public interface Accessibility
ARIA is a standard from the WAI (Web Accessibility Institute) that allows modern Ajax applications to add semantic markup to the HTML used to create modern Ajax interfaces to enable screen reader support. This semantic markup allows a screen reader to identify the function and state of complex components such as load-on-demand lists and trees even though they are composed of simple elements such a <div>s.
Note that ARIA support is the correct way to evaluate the accessibility of a web application. Standards which apply to a web site, such as ensuring that all interactive elements are composed of native HTML anchor (<a>) or <form> controls, cannot and should not be applied to a web application. A web application's accessibility must be evaluated in terms of its ARIA support.
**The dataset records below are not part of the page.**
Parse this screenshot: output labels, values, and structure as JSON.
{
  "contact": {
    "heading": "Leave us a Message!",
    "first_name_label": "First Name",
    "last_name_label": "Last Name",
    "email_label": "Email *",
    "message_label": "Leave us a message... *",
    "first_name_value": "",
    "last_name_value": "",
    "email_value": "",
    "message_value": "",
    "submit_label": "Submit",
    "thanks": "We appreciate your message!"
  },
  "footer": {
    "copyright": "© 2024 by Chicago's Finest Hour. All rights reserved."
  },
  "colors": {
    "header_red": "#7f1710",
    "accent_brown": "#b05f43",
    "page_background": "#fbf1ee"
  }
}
By default, Smart GWT components will write out limited ARIA markup sufficient to navigate basic menus and buttons. Full screen reader mode is not enabled by default because it has a small performance impact and subtly changes the management of keyboard focus in a way that is slightly worse for unimpaired users.
The limited ARIA support which is enabled by default is intended to allow a screen reader user to navigate to a menu to enable full screen reader support. This is analogous to a partially visually impaired user ariving at a site with normal theming and needing to switch to a high-contrast skin.
To enable full screenReader mode, call SC.setScreenReaderMode() before any Smart GWT components are created or drawn. This implies that if an end user dynamically enables full screen reader support, the application page must be reloaded, as an any existing components will not have full ARIA markup.
For an overview of ARIA, see http://www.w3.org/WAI/intro/aria.php.
To completely disable ARIA markup, call SC.setScreenReaderMode(false) before any components are drawn.
Recommended Screen Reader Configuration
The recommended configuration for screen reader use is the most recent available release of Firefox and either the JAWS or NVDA screen reader.
While WAI-ARIA markup is provided for other browsers, support for WAI-ARIA itself is known to be limited in current release versions of IE and other browsers supported by Smart GWT.
While Smart GWT enables accessible web applications to be created, it is always possible for an application to violate accessibility standards. The following is a brief and not exhaustive list of concerns for application authors:
Canvas.ariaRoleappropriately. For a list of ARIA roles, see http://www.w3.org/WAI/PF/aria/roles#role_definitions. Note that in most cases you will not need to modify the default ariaRole written out by the Smart GWT framework with screenReader mode enabled.
HTMLFlow(whose default ARIA role is "article") and ensure the HTML itself is accessible (for example, has "alt" attributes on all images which are semantically meaningful)
ARIA states(see http://www.w3.org/TR/wai-aria/states_and_properties) to be written out with the HTML for a component.
"menuitem"and (if it launches a sub-menu), also the "haspopup" aria state. The code for this would be something like:
myButton.setAriaRole("menuitem"); myButton.setAriaState("haspopup", true);
Known Screen Reader bugs / quirks
JAWS: By default, JAWS treats a web page as a web document - text interspersed with graphics,
links, etc. - and not as an application consisting of form controls, interactive buttons,
lists, and so on. To enable application mode in JAWS, it is necessary to add
to the <body> tag. See
Freedom Scientific Bulletin 1404 - In ARIA, what is the difference in how
JAWS treats role="application" and role="document"?